-- PROMPT --
The complete data, repeated exactly, should form your response.

[RECORDS FOR THIS EXERCISE Boundary: Start]

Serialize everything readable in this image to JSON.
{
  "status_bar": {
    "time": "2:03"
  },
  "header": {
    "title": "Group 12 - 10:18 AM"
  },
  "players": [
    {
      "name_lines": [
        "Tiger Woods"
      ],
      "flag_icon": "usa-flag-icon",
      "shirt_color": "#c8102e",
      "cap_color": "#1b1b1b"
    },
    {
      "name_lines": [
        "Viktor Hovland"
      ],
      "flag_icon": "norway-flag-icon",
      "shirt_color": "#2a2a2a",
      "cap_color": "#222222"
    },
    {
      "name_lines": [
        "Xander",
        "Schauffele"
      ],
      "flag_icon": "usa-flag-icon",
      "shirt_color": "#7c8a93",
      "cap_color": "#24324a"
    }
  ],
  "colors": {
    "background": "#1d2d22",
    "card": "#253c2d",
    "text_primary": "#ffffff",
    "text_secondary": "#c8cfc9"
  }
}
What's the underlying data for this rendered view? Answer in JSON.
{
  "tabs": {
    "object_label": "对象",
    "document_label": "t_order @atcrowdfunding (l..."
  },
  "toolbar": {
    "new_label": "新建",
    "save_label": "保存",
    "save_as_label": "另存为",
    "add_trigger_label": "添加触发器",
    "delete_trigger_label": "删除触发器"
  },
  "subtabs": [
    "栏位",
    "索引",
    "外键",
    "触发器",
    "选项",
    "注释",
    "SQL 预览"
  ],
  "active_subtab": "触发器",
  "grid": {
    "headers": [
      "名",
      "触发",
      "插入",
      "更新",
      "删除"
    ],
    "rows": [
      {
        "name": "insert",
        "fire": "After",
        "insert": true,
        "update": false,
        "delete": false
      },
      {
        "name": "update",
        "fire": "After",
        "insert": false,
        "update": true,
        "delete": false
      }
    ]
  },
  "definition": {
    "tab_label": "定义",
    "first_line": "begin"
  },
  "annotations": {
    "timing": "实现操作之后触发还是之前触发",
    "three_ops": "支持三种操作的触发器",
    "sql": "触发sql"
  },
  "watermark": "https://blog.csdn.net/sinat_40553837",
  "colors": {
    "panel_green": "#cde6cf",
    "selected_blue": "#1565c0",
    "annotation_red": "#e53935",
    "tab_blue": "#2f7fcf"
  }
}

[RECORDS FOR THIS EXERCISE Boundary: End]

-- SOLVED PROBLEM --
Serialize everything readable in this image to JSON.
{
  "status_bar": {
    "time": "2:03"
  },
  "header": {
    "title": "Group 12 - 10:18 AM"
  },
  "players": [
    {
      "name_lines": [
        "Tiger Woods"
      ],
      "flag_icon": "usa-flag-icon",
      "shirt_color": "#c8102e",
      "cap_color": "#1b1b1b"
    },
    {
      "name_lines": [
        "Viktor Hovland"
      ],
      "flag_icon": "norway-flag-icon",
      "shirt_color": "#2a2a2a",
      "cap_color": "#222222"
    },
    {
      "name_lines": [
        "Xander",
        "Schauffele"
      ],
      "flag_icon": "usa-flag-icon",
      "shirt_color": "#7c8a93",
      "cap_color": "#24324a"
    }
  ],
  "colors": {
    "background": "#1d2d22",
    "card": "#253c2d",
    "text_primary": "#ffffff",
    "text_secondary": "#c8cfc9"
  }
}
What's the underlying data for this rendered view? Answer in JSON.
{
  "tabs": {
    "object_label": "对象",
    "document_label": "t_order @atcrowdfunding (l..."
  },
  "toolbar": {
    "new_label": "新建",
    "save_label": "保存",
    "save_as_label": "另存为",
    "add_trigger_label": "添加触发器",
    "delete_trigger_label": "删除触发器"
  },
  "subtabs": [
    "栏位",
    "索引",
    "外键",
    "触发器",
    "选项",
    "注释",
    "SQL 预览"
  ],
  "active_subtab": "触发器",
  "grid": {
    "headers": [
      "名",
      "触发",
      "插入",
      "更新",
      "删除"
    ],
    "rows": [
      {
        "name": "insert",
        "fire": "After",
        "insert": true,
        "update": false,
        "delete": false
      },
      {
        "name": "update",
        "fire": "After",
        "insert": false,
        "update": true,
        "delete": false
      }
    ]
  },
  "definition": {
    "tab_label": "定义",
    "first_line": "begin"
  },
  "annotations": {
    "timing": "实现操作之后触发还是之前触发",
    "three_ops": "支持三种操作的触发器",
    "sql": "触发sql"
  },
  "watermark": "https://blog.csdn.net/sinat_40553837",
  "colors": {
    "panel_green": "#cde6cf",
    "selected_blue": "#1565c0",
    "annotation_red": "#e53935",
    "tab_blue": "#2f7fcf"
  }
}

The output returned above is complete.